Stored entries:
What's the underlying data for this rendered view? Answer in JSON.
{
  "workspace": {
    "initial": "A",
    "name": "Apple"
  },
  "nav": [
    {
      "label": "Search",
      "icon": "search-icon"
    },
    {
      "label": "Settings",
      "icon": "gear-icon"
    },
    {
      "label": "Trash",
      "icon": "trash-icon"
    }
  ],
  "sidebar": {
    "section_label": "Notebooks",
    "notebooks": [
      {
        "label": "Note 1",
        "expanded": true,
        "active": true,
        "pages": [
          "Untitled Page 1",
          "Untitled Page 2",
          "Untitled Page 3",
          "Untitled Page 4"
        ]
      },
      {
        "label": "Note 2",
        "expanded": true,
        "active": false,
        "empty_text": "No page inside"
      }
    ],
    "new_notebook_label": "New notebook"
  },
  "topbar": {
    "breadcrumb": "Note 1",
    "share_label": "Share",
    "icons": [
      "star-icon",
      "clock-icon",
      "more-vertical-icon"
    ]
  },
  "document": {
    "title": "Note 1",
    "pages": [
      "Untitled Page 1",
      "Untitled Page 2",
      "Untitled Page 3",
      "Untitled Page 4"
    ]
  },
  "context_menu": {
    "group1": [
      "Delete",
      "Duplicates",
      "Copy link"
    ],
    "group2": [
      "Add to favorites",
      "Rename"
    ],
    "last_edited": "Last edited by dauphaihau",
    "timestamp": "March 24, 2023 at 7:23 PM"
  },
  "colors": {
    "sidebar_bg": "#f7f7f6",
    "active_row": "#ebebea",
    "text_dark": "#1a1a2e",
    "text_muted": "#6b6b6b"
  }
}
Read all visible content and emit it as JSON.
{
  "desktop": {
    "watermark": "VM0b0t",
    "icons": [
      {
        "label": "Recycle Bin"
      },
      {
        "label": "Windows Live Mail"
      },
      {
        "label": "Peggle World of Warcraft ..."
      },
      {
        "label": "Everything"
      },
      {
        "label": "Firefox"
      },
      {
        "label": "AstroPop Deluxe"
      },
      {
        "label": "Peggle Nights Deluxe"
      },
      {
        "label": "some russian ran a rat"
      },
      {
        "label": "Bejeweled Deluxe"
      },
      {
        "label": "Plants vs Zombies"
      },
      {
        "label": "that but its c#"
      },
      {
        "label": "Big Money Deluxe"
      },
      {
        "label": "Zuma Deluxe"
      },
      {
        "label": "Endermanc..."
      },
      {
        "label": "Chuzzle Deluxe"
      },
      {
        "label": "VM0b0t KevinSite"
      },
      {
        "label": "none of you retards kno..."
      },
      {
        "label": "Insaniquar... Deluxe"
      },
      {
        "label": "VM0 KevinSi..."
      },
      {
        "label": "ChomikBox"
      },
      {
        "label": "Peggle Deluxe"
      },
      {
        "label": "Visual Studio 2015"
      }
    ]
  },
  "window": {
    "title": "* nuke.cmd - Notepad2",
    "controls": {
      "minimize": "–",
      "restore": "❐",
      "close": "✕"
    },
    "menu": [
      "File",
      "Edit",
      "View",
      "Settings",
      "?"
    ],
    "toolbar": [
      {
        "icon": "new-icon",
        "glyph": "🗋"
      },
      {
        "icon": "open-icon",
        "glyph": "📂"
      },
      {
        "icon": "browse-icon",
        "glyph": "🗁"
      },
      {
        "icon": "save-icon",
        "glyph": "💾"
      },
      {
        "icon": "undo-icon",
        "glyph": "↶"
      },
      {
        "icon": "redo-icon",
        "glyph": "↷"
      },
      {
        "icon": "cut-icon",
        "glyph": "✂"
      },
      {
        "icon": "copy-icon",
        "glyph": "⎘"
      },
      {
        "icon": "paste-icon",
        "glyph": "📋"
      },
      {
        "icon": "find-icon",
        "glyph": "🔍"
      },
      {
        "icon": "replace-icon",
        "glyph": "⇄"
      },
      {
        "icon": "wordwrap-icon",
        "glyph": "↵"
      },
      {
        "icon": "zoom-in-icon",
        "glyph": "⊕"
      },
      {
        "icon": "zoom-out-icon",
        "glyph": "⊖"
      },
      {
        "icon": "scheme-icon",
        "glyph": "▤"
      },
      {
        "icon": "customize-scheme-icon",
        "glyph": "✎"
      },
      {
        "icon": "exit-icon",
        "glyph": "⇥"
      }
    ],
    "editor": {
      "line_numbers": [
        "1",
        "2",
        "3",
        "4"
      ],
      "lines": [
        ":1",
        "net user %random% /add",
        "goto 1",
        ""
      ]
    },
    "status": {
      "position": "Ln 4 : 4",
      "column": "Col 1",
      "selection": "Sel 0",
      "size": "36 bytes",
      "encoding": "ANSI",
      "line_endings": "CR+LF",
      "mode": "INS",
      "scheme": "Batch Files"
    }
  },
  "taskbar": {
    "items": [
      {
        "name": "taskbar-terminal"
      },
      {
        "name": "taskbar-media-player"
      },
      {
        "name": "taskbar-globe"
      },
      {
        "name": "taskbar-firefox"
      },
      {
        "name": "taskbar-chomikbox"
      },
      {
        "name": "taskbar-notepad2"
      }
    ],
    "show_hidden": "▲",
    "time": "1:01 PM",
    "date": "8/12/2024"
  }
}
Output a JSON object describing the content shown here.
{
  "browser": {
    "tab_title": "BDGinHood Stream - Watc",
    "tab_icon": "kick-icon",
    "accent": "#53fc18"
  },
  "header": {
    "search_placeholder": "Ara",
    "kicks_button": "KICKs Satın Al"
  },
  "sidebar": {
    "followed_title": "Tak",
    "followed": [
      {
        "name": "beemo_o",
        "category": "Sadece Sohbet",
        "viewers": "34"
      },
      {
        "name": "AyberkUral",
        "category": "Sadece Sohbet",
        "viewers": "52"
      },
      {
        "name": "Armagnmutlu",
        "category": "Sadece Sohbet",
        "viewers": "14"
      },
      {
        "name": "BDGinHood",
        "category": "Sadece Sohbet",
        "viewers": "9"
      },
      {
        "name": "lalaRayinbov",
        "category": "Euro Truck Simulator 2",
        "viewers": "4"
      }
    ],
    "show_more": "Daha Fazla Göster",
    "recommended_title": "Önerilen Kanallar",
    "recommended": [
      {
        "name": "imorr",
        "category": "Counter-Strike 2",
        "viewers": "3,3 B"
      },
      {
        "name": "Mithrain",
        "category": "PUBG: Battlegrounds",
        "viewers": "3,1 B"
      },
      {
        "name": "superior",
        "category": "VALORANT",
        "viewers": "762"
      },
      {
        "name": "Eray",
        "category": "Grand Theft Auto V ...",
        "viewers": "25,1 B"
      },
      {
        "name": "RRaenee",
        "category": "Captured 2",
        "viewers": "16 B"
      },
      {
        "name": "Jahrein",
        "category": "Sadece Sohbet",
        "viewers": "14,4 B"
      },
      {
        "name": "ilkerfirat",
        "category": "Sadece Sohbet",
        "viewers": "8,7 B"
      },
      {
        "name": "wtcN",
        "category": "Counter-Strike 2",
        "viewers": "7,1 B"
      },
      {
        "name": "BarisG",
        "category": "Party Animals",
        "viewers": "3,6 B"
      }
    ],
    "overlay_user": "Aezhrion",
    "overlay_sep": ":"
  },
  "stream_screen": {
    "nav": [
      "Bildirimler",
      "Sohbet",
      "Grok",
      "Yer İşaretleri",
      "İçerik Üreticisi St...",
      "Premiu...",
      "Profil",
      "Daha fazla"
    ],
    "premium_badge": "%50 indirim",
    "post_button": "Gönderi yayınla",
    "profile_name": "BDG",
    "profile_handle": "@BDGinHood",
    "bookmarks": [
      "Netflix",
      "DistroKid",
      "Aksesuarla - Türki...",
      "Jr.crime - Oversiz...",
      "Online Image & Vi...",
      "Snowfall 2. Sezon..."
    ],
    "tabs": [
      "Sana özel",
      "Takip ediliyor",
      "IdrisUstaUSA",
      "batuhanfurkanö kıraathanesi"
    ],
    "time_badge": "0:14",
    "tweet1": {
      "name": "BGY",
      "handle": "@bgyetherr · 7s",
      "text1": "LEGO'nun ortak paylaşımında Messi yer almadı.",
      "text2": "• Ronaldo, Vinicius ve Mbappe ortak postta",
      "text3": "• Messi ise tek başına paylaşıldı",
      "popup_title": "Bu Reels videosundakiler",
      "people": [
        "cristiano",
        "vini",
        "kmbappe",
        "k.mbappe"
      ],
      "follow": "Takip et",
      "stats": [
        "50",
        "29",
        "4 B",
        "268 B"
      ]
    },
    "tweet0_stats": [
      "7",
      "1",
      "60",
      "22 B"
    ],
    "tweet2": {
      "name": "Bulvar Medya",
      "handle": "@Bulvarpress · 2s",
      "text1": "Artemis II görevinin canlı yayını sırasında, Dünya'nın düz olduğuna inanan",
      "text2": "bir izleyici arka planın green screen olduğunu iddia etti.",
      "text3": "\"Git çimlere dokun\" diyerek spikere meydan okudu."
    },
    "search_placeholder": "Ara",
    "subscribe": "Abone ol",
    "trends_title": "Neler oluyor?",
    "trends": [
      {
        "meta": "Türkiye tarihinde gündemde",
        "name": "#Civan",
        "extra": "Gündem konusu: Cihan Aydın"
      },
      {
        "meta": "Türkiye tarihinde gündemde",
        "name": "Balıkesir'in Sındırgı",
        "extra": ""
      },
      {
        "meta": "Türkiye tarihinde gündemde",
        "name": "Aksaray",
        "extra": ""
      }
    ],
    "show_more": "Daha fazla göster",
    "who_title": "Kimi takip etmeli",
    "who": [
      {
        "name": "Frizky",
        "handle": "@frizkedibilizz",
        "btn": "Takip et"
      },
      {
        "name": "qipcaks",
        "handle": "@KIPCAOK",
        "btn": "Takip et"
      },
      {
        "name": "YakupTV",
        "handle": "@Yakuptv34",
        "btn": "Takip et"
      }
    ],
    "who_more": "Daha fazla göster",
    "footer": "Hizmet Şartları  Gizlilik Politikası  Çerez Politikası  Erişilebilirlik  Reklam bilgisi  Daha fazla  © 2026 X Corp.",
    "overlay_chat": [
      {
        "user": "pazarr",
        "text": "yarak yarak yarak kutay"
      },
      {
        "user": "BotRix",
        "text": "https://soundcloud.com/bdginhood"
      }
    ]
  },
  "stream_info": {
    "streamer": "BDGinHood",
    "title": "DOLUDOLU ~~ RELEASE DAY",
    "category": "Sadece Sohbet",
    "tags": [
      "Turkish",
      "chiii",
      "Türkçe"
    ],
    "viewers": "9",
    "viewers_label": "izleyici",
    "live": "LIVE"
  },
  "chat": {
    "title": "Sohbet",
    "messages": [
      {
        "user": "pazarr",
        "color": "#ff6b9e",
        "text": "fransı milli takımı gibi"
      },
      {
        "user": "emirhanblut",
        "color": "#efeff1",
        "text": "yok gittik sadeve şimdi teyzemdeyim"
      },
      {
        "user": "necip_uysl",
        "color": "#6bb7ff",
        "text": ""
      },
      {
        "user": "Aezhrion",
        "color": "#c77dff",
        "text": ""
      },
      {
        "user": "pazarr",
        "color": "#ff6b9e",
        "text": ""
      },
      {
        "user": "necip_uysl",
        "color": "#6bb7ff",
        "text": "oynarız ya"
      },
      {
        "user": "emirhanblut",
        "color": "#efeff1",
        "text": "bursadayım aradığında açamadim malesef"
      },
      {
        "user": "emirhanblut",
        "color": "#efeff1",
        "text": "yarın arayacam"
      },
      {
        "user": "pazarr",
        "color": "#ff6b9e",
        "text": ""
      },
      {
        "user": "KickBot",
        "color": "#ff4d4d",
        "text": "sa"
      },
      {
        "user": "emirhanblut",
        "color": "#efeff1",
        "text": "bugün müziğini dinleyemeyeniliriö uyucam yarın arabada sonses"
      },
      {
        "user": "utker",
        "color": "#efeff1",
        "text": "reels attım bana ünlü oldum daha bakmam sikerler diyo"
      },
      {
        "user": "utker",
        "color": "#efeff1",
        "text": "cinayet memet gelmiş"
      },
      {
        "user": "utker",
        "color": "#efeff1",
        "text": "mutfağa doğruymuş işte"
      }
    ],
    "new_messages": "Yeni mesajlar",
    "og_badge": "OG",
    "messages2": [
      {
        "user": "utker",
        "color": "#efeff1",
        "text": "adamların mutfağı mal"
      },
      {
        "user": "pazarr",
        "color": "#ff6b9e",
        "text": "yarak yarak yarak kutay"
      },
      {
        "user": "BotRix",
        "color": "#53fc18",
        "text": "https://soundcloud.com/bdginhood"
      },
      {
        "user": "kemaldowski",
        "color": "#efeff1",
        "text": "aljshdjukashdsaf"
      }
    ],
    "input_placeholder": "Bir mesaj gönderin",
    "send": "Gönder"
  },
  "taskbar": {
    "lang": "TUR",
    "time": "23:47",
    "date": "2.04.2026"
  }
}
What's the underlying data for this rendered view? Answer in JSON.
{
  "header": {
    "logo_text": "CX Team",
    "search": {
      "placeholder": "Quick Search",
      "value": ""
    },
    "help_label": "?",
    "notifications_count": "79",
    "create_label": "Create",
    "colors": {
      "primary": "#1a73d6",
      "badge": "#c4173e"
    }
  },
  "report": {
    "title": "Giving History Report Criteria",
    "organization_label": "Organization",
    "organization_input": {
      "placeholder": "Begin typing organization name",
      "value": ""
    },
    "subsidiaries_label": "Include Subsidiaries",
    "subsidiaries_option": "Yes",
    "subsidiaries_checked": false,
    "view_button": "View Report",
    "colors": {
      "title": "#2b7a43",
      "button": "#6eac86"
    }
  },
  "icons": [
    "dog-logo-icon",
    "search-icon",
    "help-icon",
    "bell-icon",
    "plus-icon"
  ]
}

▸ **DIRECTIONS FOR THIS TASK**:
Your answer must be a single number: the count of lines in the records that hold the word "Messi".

▸ **COMPLETED TASK**:
2